  • People confuse leadership with being in a position that comes with the title of “leader.” According to Cameron Herold, one of the leaders in the world of business growth and C-suite leadership, “The smartest CEOs are vulnerable, open to hearing what they don't know, and are always trying to learn.” The CEOs who remain open to learning are the ones who continue to live at their growth edge. In fact, one of their greatest skills is being able to know what they don’t know, and then spending their time and energy filling that gap.
  • This article from Forbes describes the five skills all modern CEOs should have. They should have a high tolerance for ambiguity, a capacity to understand and embrace new technology, must be able to inspire not only his or her team but the public at large, agile decision-making skills, and the ability to recognize valuable skills and positive qualities in others, and thus placing these key individuals in roles where they will have a chance to shine.

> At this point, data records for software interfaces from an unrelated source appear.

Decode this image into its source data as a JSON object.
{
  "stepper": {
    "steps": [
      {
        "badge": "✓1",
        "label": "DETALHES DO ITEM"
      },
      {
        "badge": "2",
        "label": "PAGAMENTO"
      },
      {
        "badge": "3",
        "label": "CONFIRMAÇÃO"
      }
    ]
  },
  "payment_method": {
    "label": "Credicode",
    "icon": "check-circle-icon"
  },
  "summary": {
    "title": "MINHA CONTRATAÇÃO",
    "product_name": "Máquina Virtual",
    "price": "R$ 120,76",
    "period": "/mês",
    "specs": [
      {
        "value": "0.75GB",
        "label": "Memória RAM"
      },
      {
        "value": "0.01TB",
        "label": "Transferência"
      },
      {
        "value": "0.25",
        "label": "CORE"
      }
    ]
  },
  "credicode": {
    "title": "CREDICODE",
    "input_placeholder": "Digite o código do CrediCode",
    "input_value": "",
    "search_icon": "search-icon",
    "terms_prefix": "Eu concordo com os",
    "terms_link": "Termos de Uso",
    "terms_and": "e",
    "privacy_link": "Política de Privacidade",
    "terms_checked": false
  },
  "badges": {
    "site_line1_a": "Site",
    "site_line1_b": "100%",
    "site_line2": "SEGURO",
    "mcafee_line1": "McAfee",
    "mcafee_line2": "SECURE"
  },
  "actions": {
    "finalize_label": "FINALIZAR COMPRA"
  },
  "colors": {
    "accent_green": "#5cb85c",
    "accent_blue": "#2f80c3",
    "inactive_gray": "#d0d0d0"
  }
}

  • According to Russell Reynolds Associates , there are 9 attributes that differentiate CEO's. They analyzed their database of nearly 4,000 executive assessments, including over 130 CEOs. "These tests measure a number of competencies, such as relationship skills, communication skills and decision-making approaches. We believe our findings will reaffirm with quantitative evidence what is perceived to be true and, more important, will provide fresh perspectives around what it takes to make it to the top."
Prepared By
Gail P.
1236 assignments | 5.0